Feb. 21 (UPI) -- Drug addiction has taken many lives globally, but it's had a disproportionate impact on life expectancy in the United States, a study says.
In fact, drug overdose deaths in the U.S. have reached a rate 3.5 times higher than 17 other wealthy countries, according to a study published Thursday in Population and Development Review.
Researchers say this study is the first to illustrate how the opioid epidemic has contributed to the life expectancy disparity between the U.S. and other wealthy nations.
"The United States is experiencing a drug overdose epidemic of unprecedented magnitude, not only judging by its own history but also compared to the experiences of other high-income countries," Jessica Ho, assistant professor at USC School of Gerontology and study author, said in a news release. "For over a decade now, the United States has had the highest drug overdose mortality among its peer countries."
Finland and Sweden had the highest levels of drug overdose deaths around the world until the early 2000s. Since then, the U.S. has had a drug overdose mortality rate twice that of Finland and Sweden.
By 2013, the life expectancy gap between the United States and other high-income countries averaged 12 percent for men and 8 percent for women.
"The American epidemic has important consequences for international comparisons of life expectancy. While the United States is not alone in experiencing increases in drug overdose mortality, the magnitude of the differences in levels of drug overdose mortality is staggering," Ho said.
Some point to the easy accessibility of opioids as a potential cause of the opioid epidemic. One study published earlier this year suggested that promotional payments from drug companies led doctors to prescribe more opioids to patients. Last year, six states sued pharmaceutical company Purdue for reckless marketing that has help fuel the opioid epidemic.
The study says more than 70,000 people in the U.S. died from drug overdoses in 2017. Additionally, the odds of opioids playing a role in car crashes have risen in recent years, according to the National Safety Council.
By 2025, illicit opioid deaths are expected to increase by 147 percent.
Today, life expectancy in the U.S. is 27 times lower than Italy and Japan, the countries with the two highest life expectancy rates, the study says, and on average Americans are living 2.6 years fewer than people in other high-income countries.
But fentanyl and prescription opioid use is becoming more common in Australia, Canada and the U.K. That signals a potential epidemic on the horizon in those countries, researchers say.
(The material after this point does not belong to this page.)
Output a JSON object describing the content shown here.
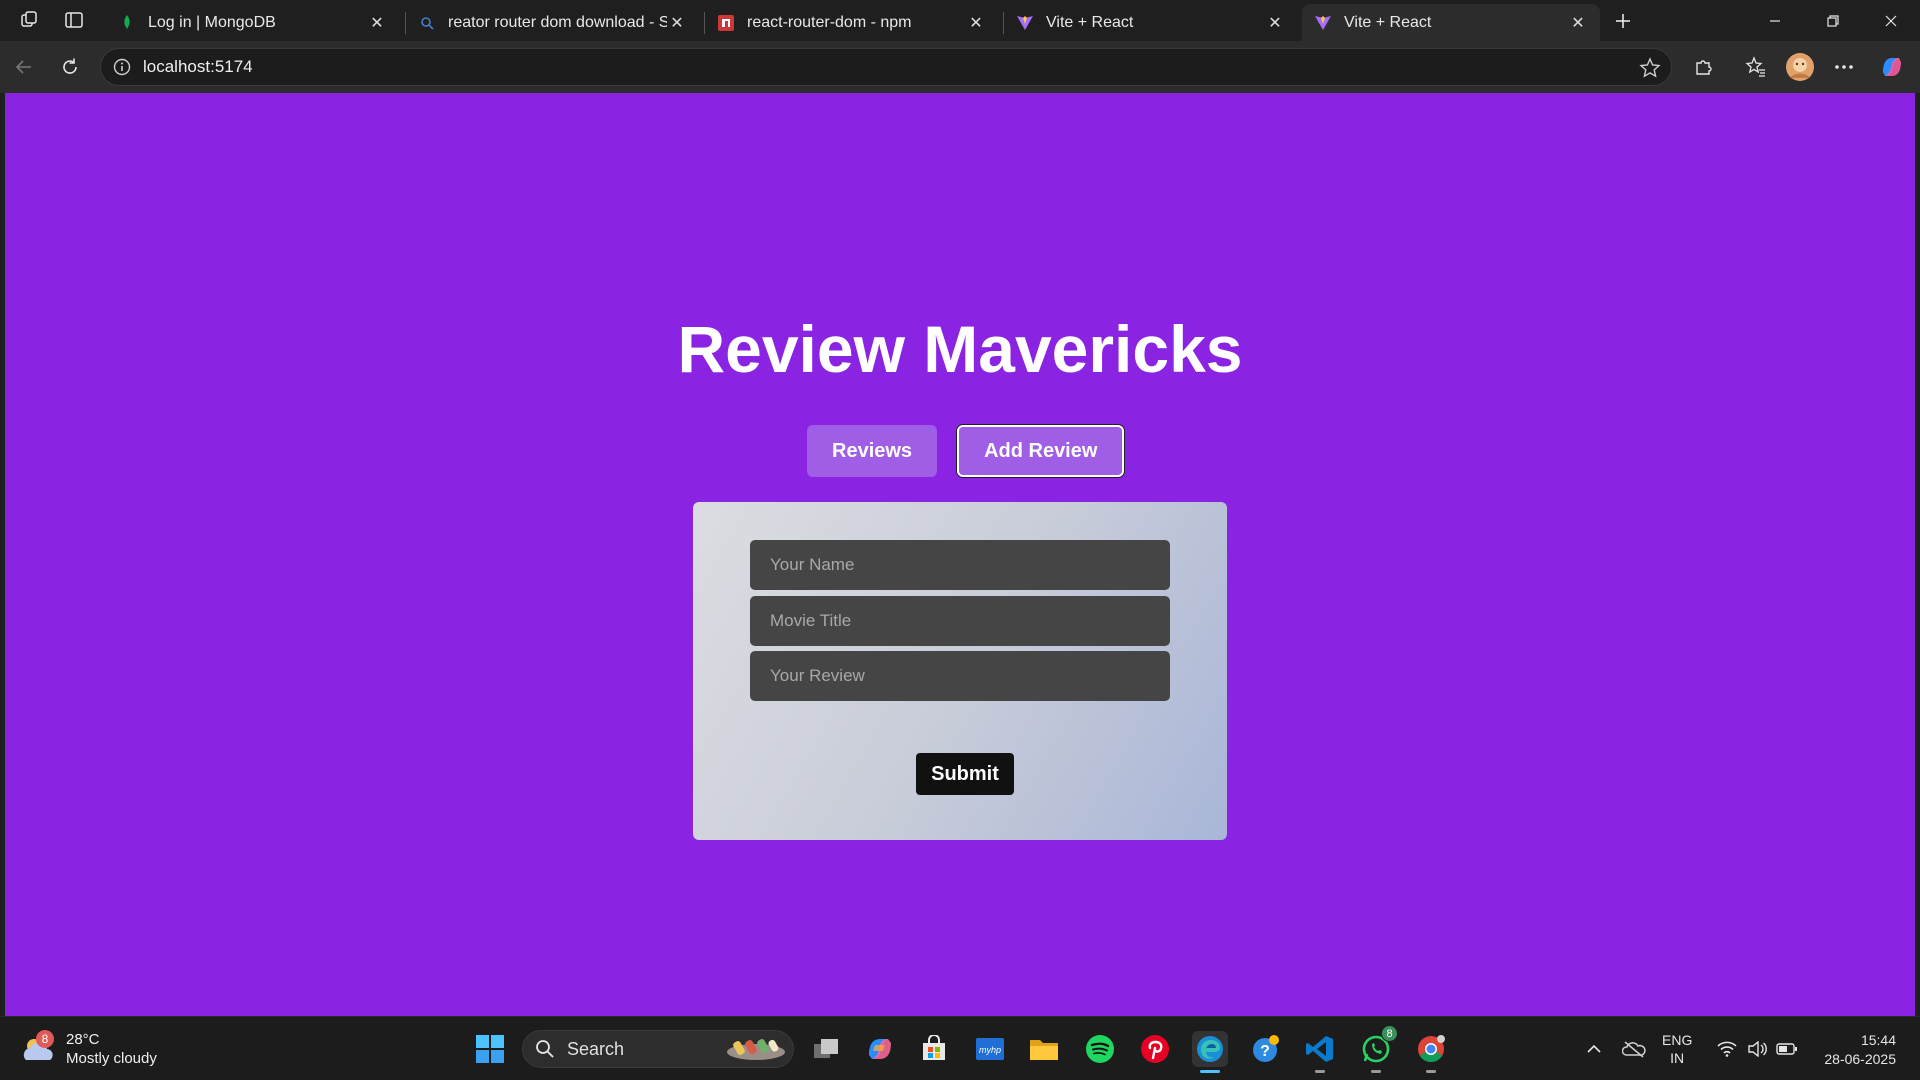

"The use of prescription opioids and synthetic drugs like fentanyl are becoming increasingly common in many high-income countries and constitute a common challenge to be confronted by these countries," Ho said, though the United States remains squarely in the lead.